Now, contrast "Meat is Murder" with this song from 1982, "Torture Me" performed by punk legends The Damned and written by band member and avid animal rights activist Captain Sensible:
"Torture Me" is about the exact same topic as "Meat is Murder." but is arguably far more effective, despite its lesser-known status. Why is this? Firstly, the equally-earnest Captain Sensible, rather than playing the righteous accuser (even if that's the hidden intention) adopts the first-person role of an animal being slaughtered for food. As a result, he immediately casts himself as victim as opposed to moral judge. This is a clever move, and also one that forces the listener (if he's paying attention at all) into an unfamiliar perspective.
Secondly, the band offsets some of the gruesomeness of the imagery by couching the lyrics in a pretty but sad and plaintive piano melody. Rather than putting the listener on the defensive, this strategy makes the listener even MORE receptive to the subject matter at hand. However, despite the alluring effect, the music remains consistent with the tragic theme of the lyrics.
"Torture Me" is a thought-provoking and imaginative approach to a moral issue that's difficult to broach in the context of popular song. And, while Captain Sensible's moral message may be exactly the same as Morrissey's, his M.O. is completely different. Admittedly, like "Meat is Murder," "Torture Me" has probably never won any converts. However, which song do you think is more LIKELY to give the neutral listener pause? Which song do you think the neutral listener would rather hear if he's already decided on the moral issues? Which one feels more like "preaching to the choir"?
As I said earlier, I have no doubt that Morrissey is quite sincere in his unwavering support of animal rights. Perhaps he would argue that venting his moral outrage on behalf of his fans was the whole point of "Meat is Murder." Fair enough. However, if an artist isn't going to appeal to anyone outside his faithful flock, then he's verging on the artistically insular.
Besides, where is it written that the goal of a songwriter is to "make people think like me"? That's an arrogant goal and possibly the height of folly. Don't fall into the trap of trying to overreach the limitations of a pop song just because of your moral certitude or blinding ambition to bring enlightenment to the masses. Recognize the strengths and weaknesses of your genre and make them work for you.
If you want to make people think, don't tell them what to think or how to think. Try showing them things from a different perspective and let them think for themselves. If your point of view is worthwhile, you'll gain far more converts and fans by stimulating their minds than you will by admonishing their actions.

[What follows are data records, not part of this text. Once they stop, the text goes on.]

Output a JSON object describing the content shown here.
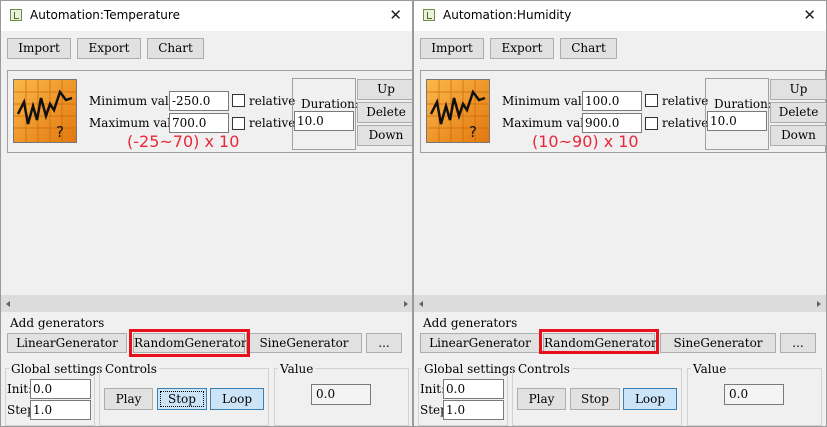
{
  "windows": [
    {
      "id": "temperature",
      "title": "Automation:Temperature",
      "toolbar": {
        "import": "Import",
        "export": "Export",
        "chart": "Chart"
      },
      "generator": {
        "min_label": "Minimum value:",
        "min_value": "-250.0",
        "max_label": "Maximum value:",
        "max_value": "700.0",
        "relative": "relative",
        "duration_label": "Duration:",
        "duration_value": "10.0",
        "up": "Up",
        "delete": "Delete",
        "down": "Down"
      },
      "annotation": "(-25~70) x 10",
      "add_generators": {
        "title": "Add generators",
        "linear": "LinearGenerator",
        "random": "RandomGenerator",
        "sine": "SineGenerator",
        "more": "..."
      },
      "global": {
        "title": "Global settings",
        "init_label": "Init:",
        "init_value": "0.0",
        "step_label": "Step:",
        "step_value": "1.0"
      },
      "controls": {
        "title": "Controls",
        "play": "Play",
        "stop": "Stop",
        "loop": "Loop"
      },
      "value": {
        "title": "Value",
        "value": "0.0"
      }
    },
    {
      "id": "humidity",
      "title": "Automation:Humidity",
      "toolbar": {
        "import": "Import",
        "export": "Export",
        "chart": "Chart"
      },
      "generator": {
        "min_label": "Minimum value:",
        "min_value": "100.0",
        "max_label": "Maximum value:",
        "max_value": "900.0",
        "relative": "relative",
        "duration_label": "Duration:",
        "duration_value": "10.0",
        "up": "Up",
        "delete": "Delete",
        "down": "Down"
      },
      "annotation": "(10~90) x 10",
      "add_generators": {
        "title": "Add generators",
        "linear": "LinearGenerator",
        "random": "RandomGenerator",
        "sine": "SineGenerator",
        "more": "..."
      },
      "global": {
        "title": "Global settings",
        "init_label": "Init:",
        "init_value": "0.0",
        "step_label": "Step:",
        "step_value": "1.0"
      },
      "controls": {
        "title": "Controls",
        "play": "Play",
        "stop": "Stop",
        "loop": "Loop"
      },
      "value": {
        "title": "Value",
        "value": "0.0"
      }
    }
  ],
  "colors": {
    "highlight": "#e8101a",
    "annotation": "#e8283a",
    "icon_orange": "#f39a1d"
  }
}
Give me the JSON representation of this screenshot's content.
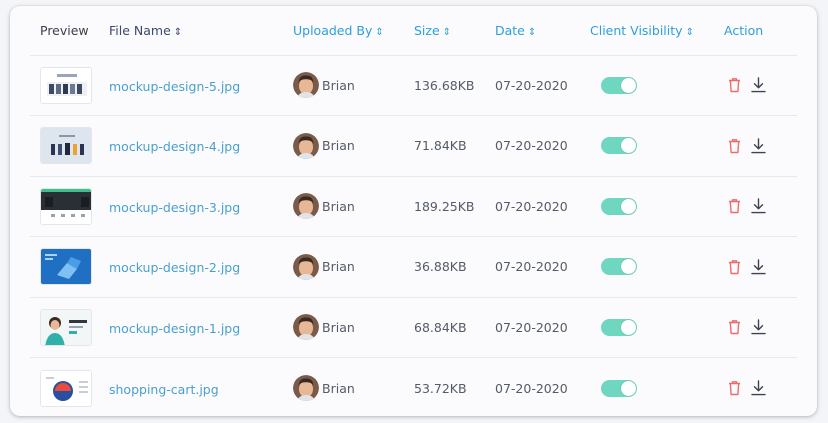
{
  "table": {
    "headers": {
      "preview": "Preview",
      "file_name": "File Name",
      "uploaded_by": "Uploaded By",
      "size": "Size",
      "date": "Date",
      "client_visibility": "Client Visibility",
      "action": "Action"
    },
    "sort_icon": "⇕",
    "rows": [
      {
        "file_name": "mockup-design-5.jpg",
        "uploaded_by": "Brian",
        "size": "136.68KB",
        "date": "07-20-2020",
        "client_visibility": true
      },
      {
        "file_name": "mockup-design-4.jpg",
        "uploaded_by": "Brian",
        "size": "71.84KB",
        "date": "07-20-2020",
        "client_visibility": true
      },
      {
        "file_name": "mockup-design-3.jpg",
        "uploaded_by": "Brian",
        "size": "189.25KB",
        "date": "07-20-2020",
        "client_visibility": true
      },
      {
        "file_name": "mockup-design-2.jpg",
        "uploaded_by": "Brian",
        "size": "36.88KB",
        "date": "07-20-2020",
        "client_visibility": true
      },
      {
        "file_name": "mockup-design-1.jpg",
        "uploaded_by": "Brian",
        "size": "68.84KB",
        "date": "07-20-2020",
        "client_visibility": true
      },
      {
        "file_name": "shopping-cart.jpg",
        "uploaded_by": "Brian",
        "size": "53.72KB",
        "date": "07-20-2020",
        "client_visibility": true
      }
    ]
  },
  "icons": {
    "sort": "sort-arrows-icon",
    "delete": "trash-icon",
    "download": "download-icon"
  },
  "colors": {
    "header_accent": "#2d9fd9",
    "file_link": "#4a9fd0",
    "toggle_on": "#6fd7c0",
    "delete_icon": "#ef6b6b",
    "download_icon": "#3d4350"
  }
}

Give people food for thought, but don't jam it down their throats. Even if it's meatless food for thought.